The following short essay about one of Philadelphia’s most haunting unsolved crimes first appeared in an issue of The Black Hood comic book by Duane Swierczynski, published by Dark Circle Comics under the watchful eye of editor Alex Segura. It also appears in my book The Throes of Crime.
Following the essay is a link to a new report about the case from reporter Claudia Vargas at NBC10 in Philadelphia.
The Boy in the Box
by Erik Arneson
For a terrible week in the late winter of 1957, two stories dominated the Philadelphia Inquirer’s front page: a missing four-year-old girl and a dead, unidentified boy in a cardboard box.
The girl, Mary Jane Barker, was found dead six days after disappearing. Police concluded she locked herself in a closet while playing in an empty house near her home.
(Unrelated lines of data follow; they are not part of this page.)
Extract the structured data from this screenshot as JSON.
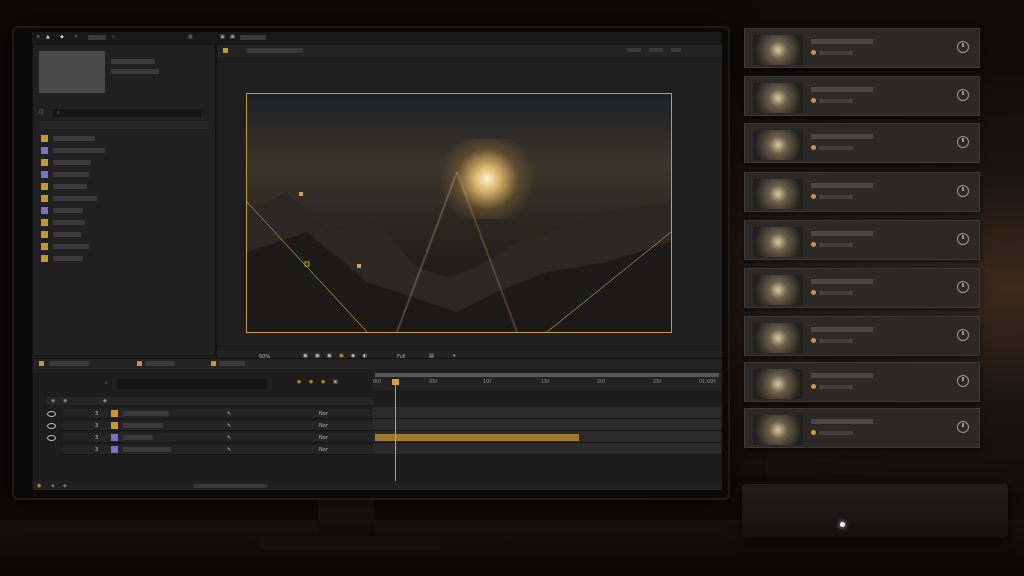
{
  "viewer": {
    "zoom_label": "50%",
    "res_label": "Full"
  },
  "timeline": {
    "ruler_labels": [
      "00f",
      "05f",
      "10f",
      "15f",
      "20f",
      "25f",
      "01:00f"
    ],
    "layers": [
      {
        "num": "3",
        "mode": "Nor"
      },
      {
        "num": "3",
        "mode": "Nor"
      },
      {
        "num": "3",
        "mode": "Nor"
      },
      {
        "num": "3",
        "mode": "Nor"
      }
    ]
  },
  "project": {
    "item_icons": [
      "folder",
      "comp",
      "folder",
      "comp",
      "folder",
      "folder",
      "comp",
      "folder",
      "folder",
      "folder",
      "folder"
    ]
  },
  "render_queue": {
    "cards": 9
  },
  "colors": {
    "accent": "#d9a035",
    "playhead": "#d9a035",
    "clip": "#a07a30"
  }
}
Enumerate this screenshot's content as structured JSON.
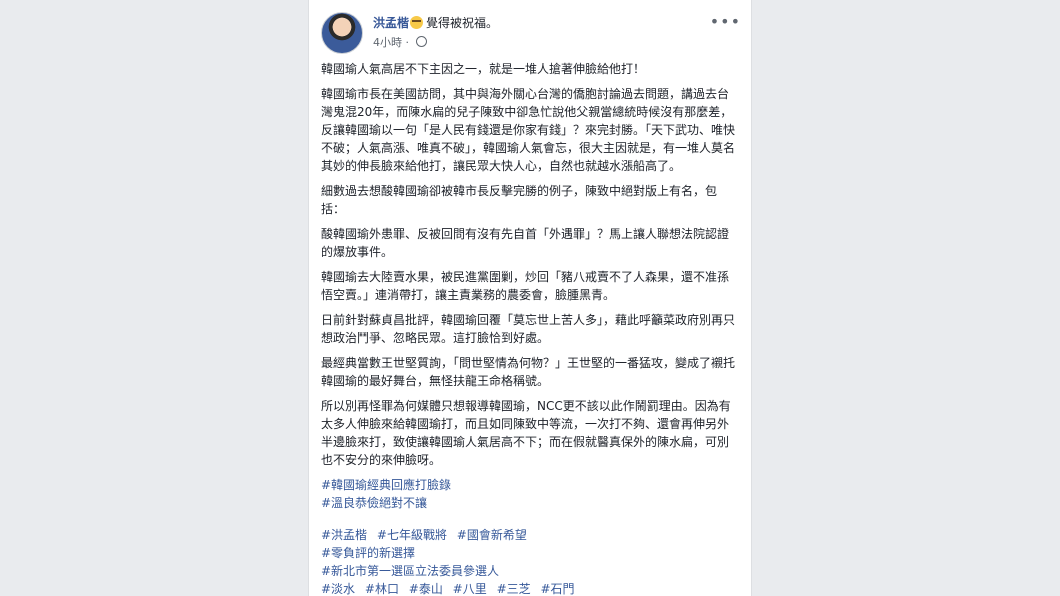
{
  "post": {
    "author": "洪孟楷",
    "feeling": "覺得被祝福。",
    "time": "4小時",
    "dot": "·",
    "more_icon": "more-horizontal-icon",
    "paragraphs": [
      "韓國瑜人氣高居不下主因之一，就是一堆人搶著伸臉給他打！",
      "韓國瑜市長在美國訪問，其中與海外關心台灣的僑胞討論過去問題，講過去台灣鬼混20年，而陳水扁的兒子陳致中卻急忙說他父親當總統時候沒有那麼差，反讓韓國瑜以一句「是人民有錢還是你家有錢」？來完封勝。「天下武功、唯快不破；人氣高漲、唯真不破」，韓國瑜人氣會忘，很大主因就是，有一堆人莫名其妙的伸長臉來給他打，讓民眾大快人心，自然也就越水漲船高了。",
      "細數過去想酸韓國瑜卻被韓市長反擊完勝的例子，陳致中絕對版上有名，包括：",
      "酸韓國瑜外患罪、反被回問有沒有先自首「外遇罪」？馬上讓人聯想法院認證的爆放事件。",
      "韓國瑜去大陸賣水果，被民進黨圍剿，炒回「豬八戒賣不了人森果，還不准孫悟空賣。」連消帶打，讓主責業務的農委會，臉腫黑青。",
      "日前針對蘇貞昌批評，韓國瑜回覆「莫忘世上苦人多」，藉此呼籲菜政府別再只想政治鬥爭、忽略民眾。這打臉恰到好處。",
      "最經典當數王世堅質詢，「問世堅情為何物？」王世堅的一番猛攻，變成了襯托韓國瑜的最好舞台，無怪扶龍王命格稱號。",
      "所以別再怪罪為何媒體只想報導韓國瑜，NCC更不該以此作鬧罰理由。因為有太多人伸臉來給韓國瑜打，而且如同陳致中等流，一次打不夠、還會再伸另外半邊臉來打，致使讓韓國瑜人氣居高不下；而在假就醫真保外的陳水扁，可別也不安分的來伸臉呀。"
    ],
    "tag_group_1": [
      "#韓國瑜經典回應打臉錄",
      "#溫良恭儉絕對不讓"
    ],
    "tag_group_2": [
      [
        "#洪孟楷",
        "#七年級戰將",
        "#國會新希望"
      ],
      [
        "#零負評的新選擇"
      ],
      [
        "#新北市第一選區立法委員參選人"
      ],
      [
        "#淡水",
        "#林口",
        "#泰山",
        "#八里",
        "#三芝",
        "#石門"
      ]
    ]
  }
}
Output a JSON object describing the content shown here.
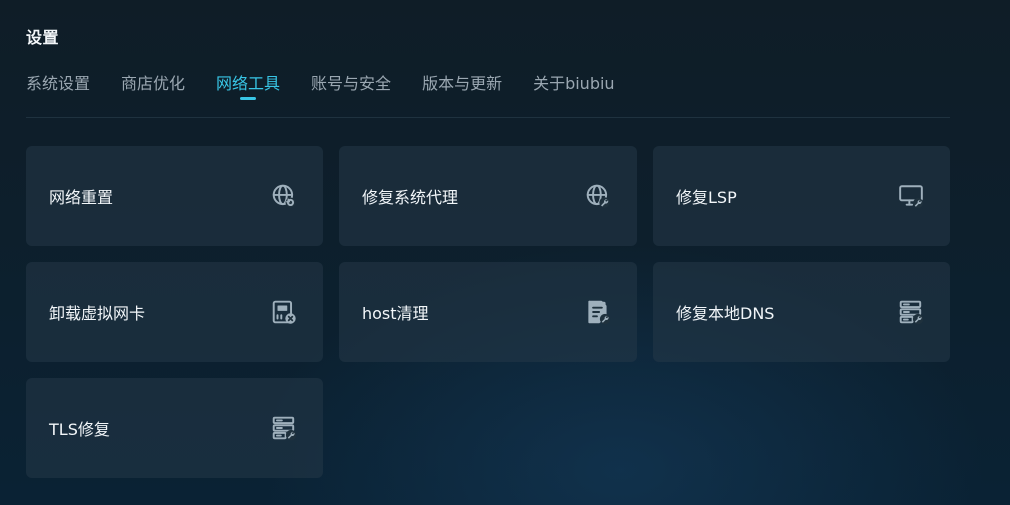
{
  "header": {
    "title": "设置"
  },
  "tabs": [
    {
      "label": "系统设置",
      "active": false
    },
    {
      "label": "商店优化",
      "active": false
    },
    {
      "label": "网络工具",
      "active": true
    },
    {
      "label": "账号与安全",
      "active": false
    },
    {
      "label": "版本与更新",
      "active": false
    },
    {
      "label": "关于biubiu",
      "active": false
    }
  ],
  "tools": [
    {
      "label": "网络重置",
      "icon": "globe-refresh-icon"
    },
    {
      "label": "修复系统代理",
      "icon": "globe-wrench-icon"
    },
    {
      "label": "修复LSP",
      "icon": "monitor-wrench-icon"
    },
    {
      "label": "卸载虚拟网卡",
      "icon": "network-card-remove-icon"
    },
    {
      "label": "host清理",
      "icon": "document-wrench-icon"
    },
    {
      "label": "修复本地DNS",
      "icon": "server-wrench-icon"
    },
    {
      "label": "TLS修复",
      "icon": "server-wrench-icon"
    }
  ],
  "colors": {
    "accent": "#38c6e6",
    "tab_inactive": "#9aa7b1",
    "card_bg": "#1d2f3b",
    "icon": "#9fb0bc",
    "background": "#0d1f2c"
  }
}
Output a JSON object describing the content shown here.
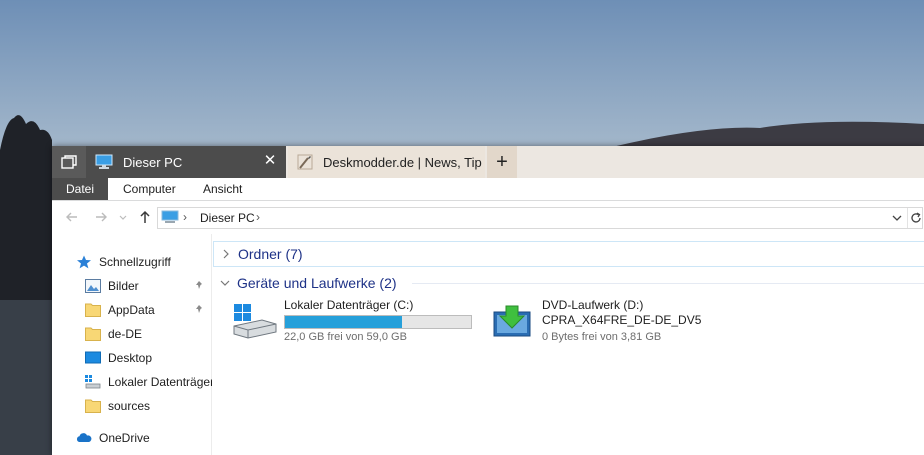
{
  "tabs": [
    {
      "label": "Dieser PC",
      "active": true
    },
    {
      "label": "Deskmodder.de | News, Tip",
      "active": false
    }
  ],
  "tab_close": "✕",
  "new_tab": "+",
  "ribbon": {
    "file": "Datei",
    "computer": "Computer",
    "view": "Ansicht"
  },
  "address": {
    "crumb": "Dieser PC",
    "sep": "›"
  },
  "nav": {
    "items": [
      {
        "label": "Schnellzugriff",
        "icon": "star-icon"
      },
      {
        "label": "Bilder",
        "icon": "pictures-icon",
        "pinned": true
      },
      {
        "label": "AppData",
        "icon": "folder-icon",
        "pinned": true
      },
      {
        "label": "de-DE",
        "icon": "folder-icon"
      },
      {
        "label": "Desktop",
        "icon": "desktop-icon"
      },
      {
        "label": "Lokaler Datenträger",
        "icon": "drive-icon"
      },
      {
        "label": "sources",
        "icon": "folder-icon"
      },
      {
        "label": "OneDrive",
        "icon": "cloud-icon"
      }
    ]
  },
  "content": {
    "folders_group": "Ordner (7)",
    "drives_group": "Geräte und Laufwerke (2)",
    "drives": [
      {
        "name": "Lokaler Datenträger (C:)",
        "free": "22,0 GB frei von 59,0 GB",
        "used_fraction": 0.63
      },
      {
        "name": "DVD-Laufwerk (D:)",
        "label": "CPRA_X64FRE_DE-DE_DV5",
        "free": "0 Bytes frei von 3,81 GB"
      }
    ]
  },
  "colors": {
    "accent": "#26a0da",
    "group_header": "#1e3287",
    "tab_active": "#4c4c4c"
  }
}
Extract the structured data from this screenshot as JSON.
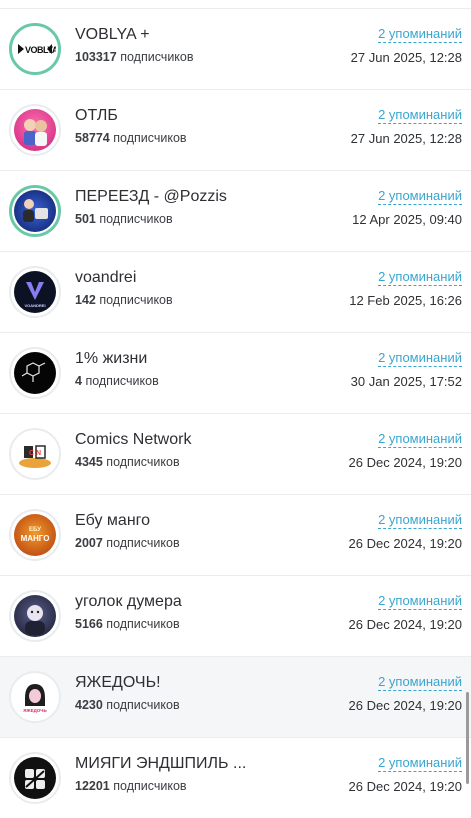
{
  "items": [
    {
      "name": "VOBLYA +",
      "subs_count": "103317",
      "subs_label": "подписчиков",
      "mentions": "2 упоминаний",
      "date": "27 Jun 2025, 12:28",
      "avatar_icon": "voblya-logo-icon",
      "avatar_text": "VOBLYA"
    },
    {
      "name": "ОТЛБ",
      "subs_count": "58774",
      "subs_label": "подписчиков",
      "mentions": "2 упоминаний",
      "date": "27 Jun 2025, 12:28",
      "avatar_icon": "cartoon-duo-avatar-icon",
      "avatar_text": ""
    },
    {
      "name": "ПЕРЕЕЗД - @Pozzis",
      "subs_count": "501",
      "subs_label": "подписчиков",
      "mentions": "2 упоминаний",
      "date": "12 Apr 2025, 09:40",
      "avatar_icon": "suitcase-avatar-icon",
      "avatar_text": ""
    },
    {
      "name": "voandrei",
      "subs_count": "142",
      "subs_label": "подписчиков",
      "mentions": "2 упоминаний",
      "date": "12 Feb 2025, 16:26",
      "avatar_icon": "v-logo-icon",
      "avatar_text": "VOANDREI"
    },
    {
      "name": "1% жизни",
      "subs_count": "4",
      "subs_label": "подписчиков",
      "mentions": "2 упоминаний",
      "date": "30 Jan 2025, 17:52",
      "avatar_icon": "molecule-avatar-icon",
      "avatar_text": ""
    },
    {
      "name": "Comics Network",
      "subs_count": "4345",
      "subs_label": "подписчиков",
      "mentions": "2 упоминаний",
      "date": "26 Dec 2024, 19:20",
      "avatar_icon": "cn-logo-icon",
      "avatar_text": "C N"
    },
    {
      "name": "Ебу манго",
      "subs_count": "2007",
      "subs_label": "подписчиков",
      "mentions": "2 упоминаний",
      "date": "26 Dec 2024, 19:20",
      "avatar_icon": "mango-logo-icon",
      "avatar_text": "МАНГО"
    },
    {
      "name": "уголок думера",
      "subs_count": "5166",
      "subs_label": "подписчиков",
      "mentions": "2 упоминаний",
      "date": "26 Dec 2024, 19:20",
      "avatar_icon": "doomer-avatar-icon",
      "avatar_text": ""
    },
    {
      "name": "ЯЖЕДОЧЬ!",
      "subs_count": "4230",
      "subs_label": "подписчиков",
      "mentions": "2 упоминаний",
      "date": "26 Dec 2024, 19:20",
      "avatar_icon": "girl-avatar-icon",
      "avatar_text": "ЯЖЕДОЧЬ"
    },
    {
      "name": "МИЯГИ ЭНДШПИЛЬ ...",
      "subs_count": "12201",
      "subs_label": "подписчиков",
      "mentions": "2 упоминаний",
      "date": "26 Dec 2024, 19:20",
      "avatar_icon": "band-logo-icon",
      "avatar_text": ""
    }
  ],
  "colors": {
    "accent_link": "#3aa6cf",
    "ring": "#69c9a6",
    "highlight_row": "#f5f6f8"
  }
}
The boy, four to six years old, has remained unidentified for nearly six decades.
The box was discovered, according to the Inquirer, “in a patch of weeds and scrub growth” off an unpaved road in the city’s Fox Chase neighborhood. Police immediately determined the boy had been murdered; the Inquirer reported that he was “apparently molested and beaten by a sadist.”
Not knowing the boy’s identity hobbled the investigation from the start. Still, Chief Detective Inspector John J. Kelly assembled what the Inquirer described as “one of the largest investigation forces” the city had seen in many years.
Hundreds of officers scoured the area where his body was found. Police quickly produced and released a reconstructed photo of the boy. They visited hospitals, orphanages, and foster care agencies. More than 400,000 flyers were distributed. A nationwide alert was issued via teletype. The man who discovered the body passed a lie detector test and was eliminated as a suspect. Investigators connected the cardboard box to a specific store on South 69th Street.
None of it mattered.
Countless tips from the public proved fruitless as well. A Marine said he was “reasonably sure” the boy was his brother. A Manayunk couple said the boy might be their son who had been placed in an orphanage by a judge. The night manager of a Camden restaurant was certain she had seen the boy with his father a month earlier and that they had called someone in Baltimore.
In 2002, an Ohio woman under psychiatric care gave investigators a compelling, but ultimately inconclusive, story: Her parents bought the boy as an infant and kept him locked in the basement; her mother killed him in a rage years later.
The boy is buried just outside Philadelphia. His gravestone reads, “America’s Unknown Child.”
On Nov. 11, 2021, Claudia Vargas at NBC10 in Philadelphia reported that Capt. Jason Smith of the Philadelphia Police Department says they hope to identify the boy by the end of the year.
If you’d like to read some reporting from closer to the time of the boy’s death, take a look at this collection of newspaper articles I used in researching the essay above. (Note: The articles are only semi-organized and there are some duplicates.)